Back in the simple 1970’s and 80’s when people were nice and polite and seemingly not crazy shoppers, I stood in a black Friday line a few times waiting for department stores to open at a normal time (9 am) for a couple of requested items on my children’s Santa list. One year I stood patiently in line for an unattractive doll with its own unique name and birth certificate. It was called a Cabbage Patch Kid and it was the only thing my daughter had on her wish list. The dolls were in short supply and moms everywhere were on the hunt but I never saw a fight, or a push or an unkind word in my search. I ended up driving an hour away from my home to a friend’s Ace Hardware where he had three of the dolls and saved one for me. He said no one really thought of Ace as a place to purchase dolls and they had been on the shelf for a few days. I think he thought I was a little crazy for going on and on and thanking him profusely.
Another Black Friday moment had me standing in line at Sears for $2 plastic Star Wars figures (of course they are worth a lot now) to complete a Star Wars set complete with a carrying case.

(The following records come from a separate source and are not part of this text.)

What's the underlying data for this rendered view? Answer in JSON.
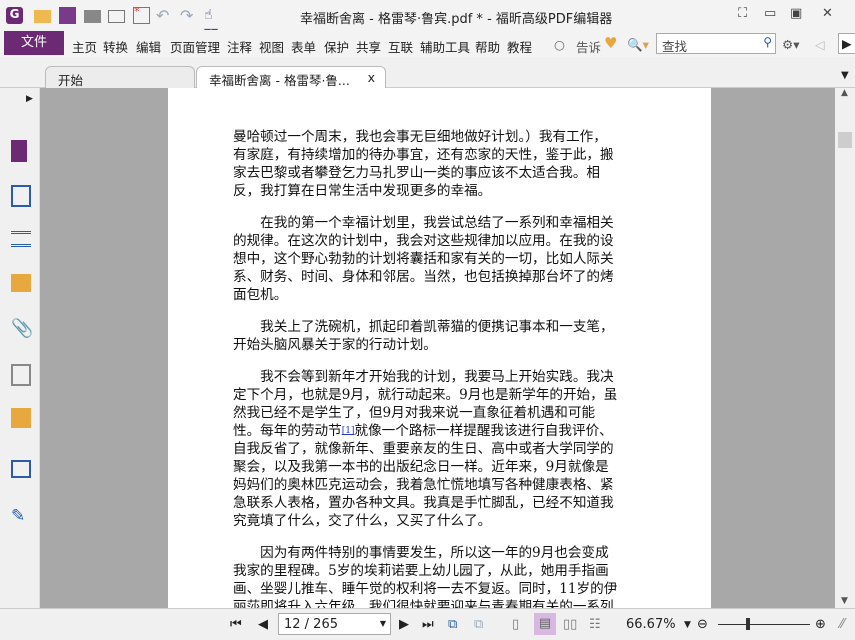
{
  "window": {
    "title": "幸福断舍离 - 格雷琴·鲁宾.pdf * - 福昕高级PDF编辑器"
  },
  "menu": {
    "file": "文件",
    "items": [
      "主页",
      "转换",
      "编辑",
      "页面管理",
      "注释",
      "视图",
      "表单",
      "保护",
      "共享",
      "互联",
      "辅助工具",
      "帮助",
      "教程"
    ],
    "tell": "告诉",
    "search_placeholder": "查找"
  },
  "tabs": [
    {
      "label": "开始"
    },
    {
      "label": "幸福断舍离 - 格雷琴·鲁...",
      "close": "x"
    }
  ],
  "document": {
    "paragraphs": [
      [
        "曼哈顿过一个周末，我也会事无巨细地做好计划。）我有工作，",
        "有家庭，有持续增加的待办事宜，还有恋家的天性，鉴于此，搬",
        "家去巴黎或者攀登乞力马扎罗山一类的事应该不太适合我。相",
        "反，我打算在日常生活中发现更多的幸福。"
      ],
      [
        "　　在我的第一个幸福计划里，我尝试总结了一系列和幸福相关",
        "的规律。在这次的计划中，我会对这些规律加以应用。在我的设",
        "想中，这个野心勃勃的计划将囊括和家有关的一切，比如人际关",
        "系、财务、时间、身体和邻居。当然，也包括换掉那台坏了的烤",
        "面包机。"
      ],
      [
        "　　我关上了洗碗机，抓起印着凯蒂猫的便携记事本和一支笔，",
        "开始头脑风暴关于家的行动计划。"
      ]
    ],
    "para4": {
      "before": [
        "　　我不会等到新年才开始我的计划，我要马上开始实践。我决",
        "定下个月，也就是9月，就行动起来。9月也是新学年的开始，虽",
        "然我已经不是学生了，但9月对我来说一直象征着机遇和可能"
      ],
      "fn_pre": "性。每年的劳动节",
      "footnote": "[1]",
      "fn_post": "就像一个路标一样提醒我该进行自我评价、",
      "after": [
        "自我反省了，就像新年、重要亲友的生日、高中或者大学同学的",
        "聚会，以及我第一本书的出版纪念日一样。近年来，9月就像是",
        "妈妈们的奥林匹克运动会，我着急忙慌地填写各种健康表格、紧",
        "急联系人表格，置办各种文具。我真是手忙脚乱，已经不知道我",
        "究竟填了什么，交了什么，又买了什么了。"
      ]
    },
    "para5": [
      "　　因为有两件特别的事情要发生，所以这一年的9月也会变成",
      "我家的里程碑。5岁的埃莉诺要上幼儿园了，从此，她用手指画",
      "画、坐婴儿推车、睡午觉的权利将一去不复返。同时，11岁的伊",
      "丽莎即将升入六年级，我们很快就要迎来与青春期有关的一系列"
    ]
  },
  "status": {
    "page": "12 / 265",
    "zoom": "66.67%",
    "zoom_fraction": 0.33
  },
  "colors": {
    "accent": "#6b2a73"
  }
}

My son never asked for a lot for Christmas and it was my mission to find Darth Vader and some of the harder to find figures. Once again it was mostly moms shopping and we were all standing around a huge bin of Star Wars charactersshouting out the names of the characters we found to other moms in need of certain characters to complete a set. We were all helping each other and I walked away with a complete set, as did others. We were laughing, joking and actually having fun. No pushing, shoving, grabbing, pepper spraying or shooting. Not an ugly American consumer in the bunch–evidently a much kinder and gentler crowd and time. Ah, sometimes the good old days–are good.
(Amazingly I found a Cabbage Patch Kid here; http://amzn.to/Yuq7C4 It is the 30 yr. celebration doll that is similar to the one I stood in line for. I think I’ll get for my 38 yr. old daughter as a memory. I am an Amazon affiliate so anything you purchase through this link will net me a small commission.)
Filed under buzz, current news, hot topics, opinion
Tagged as Ace Hardware, blackfriday, Cabbage Patch Kid, Los Angeles, star wars figures, Waffle iron, Wal-Mart, Walmart, Xbox